* WHAT TO WORK ON: The lines to copy are those in the listing below that contain the word "Untitled".

* SUPPLIED DATA:
##########

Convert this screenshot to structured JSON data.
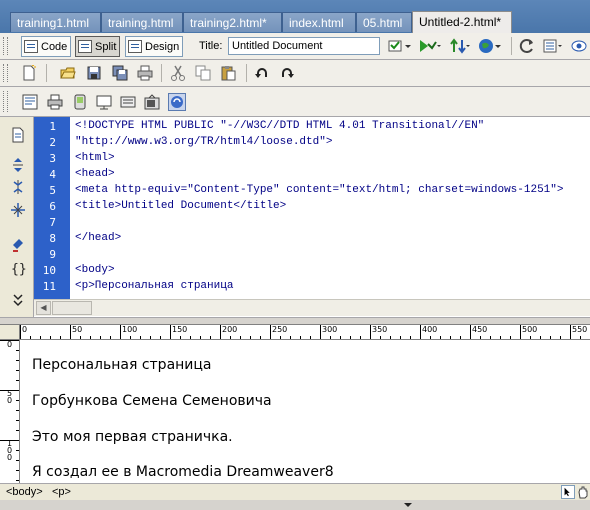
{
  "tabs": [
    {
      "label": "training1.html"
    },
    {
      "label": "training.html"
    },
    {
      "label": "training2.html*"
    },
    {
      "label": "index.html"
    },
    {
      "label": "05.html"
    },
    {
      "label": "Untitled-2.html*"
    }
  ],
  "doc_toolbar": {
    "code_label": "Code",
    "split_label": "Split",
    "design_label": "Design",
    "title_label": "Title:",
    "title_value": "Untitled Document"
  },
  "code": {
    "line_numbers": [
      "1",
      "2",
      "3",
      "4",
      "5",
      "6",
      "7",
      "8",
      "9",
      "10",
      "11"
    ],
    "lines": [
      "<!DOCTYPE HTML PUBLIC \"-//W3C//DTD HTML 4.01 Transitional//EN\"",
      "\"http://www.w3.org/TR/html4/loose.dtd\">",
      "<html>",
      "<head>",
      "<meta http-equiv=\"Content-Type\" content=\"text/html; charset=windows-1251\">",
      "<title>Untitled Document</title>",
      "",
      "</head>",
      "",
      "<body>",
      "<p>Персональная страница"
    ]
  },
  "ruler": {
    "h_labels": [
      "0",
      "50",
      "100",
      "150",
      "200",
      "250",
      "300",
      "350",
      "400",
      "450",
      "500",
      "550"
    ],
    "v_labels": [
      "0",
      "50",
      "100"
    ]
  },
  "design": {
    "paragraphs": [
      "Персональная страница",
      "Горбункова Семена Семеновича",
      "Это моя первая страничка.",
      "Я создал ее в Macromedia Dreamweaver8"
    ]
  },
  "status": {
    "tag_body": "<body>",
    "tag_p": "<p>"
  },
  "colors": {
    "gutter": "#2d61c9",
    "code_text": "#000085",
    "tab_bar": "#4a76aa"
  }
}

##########

* OUTPUT FOR THIS EXERCISE:
      "label": "Untitled-2.html*"
    "title_value": "Untitled Document"
      "<title>Untitled Document</title>",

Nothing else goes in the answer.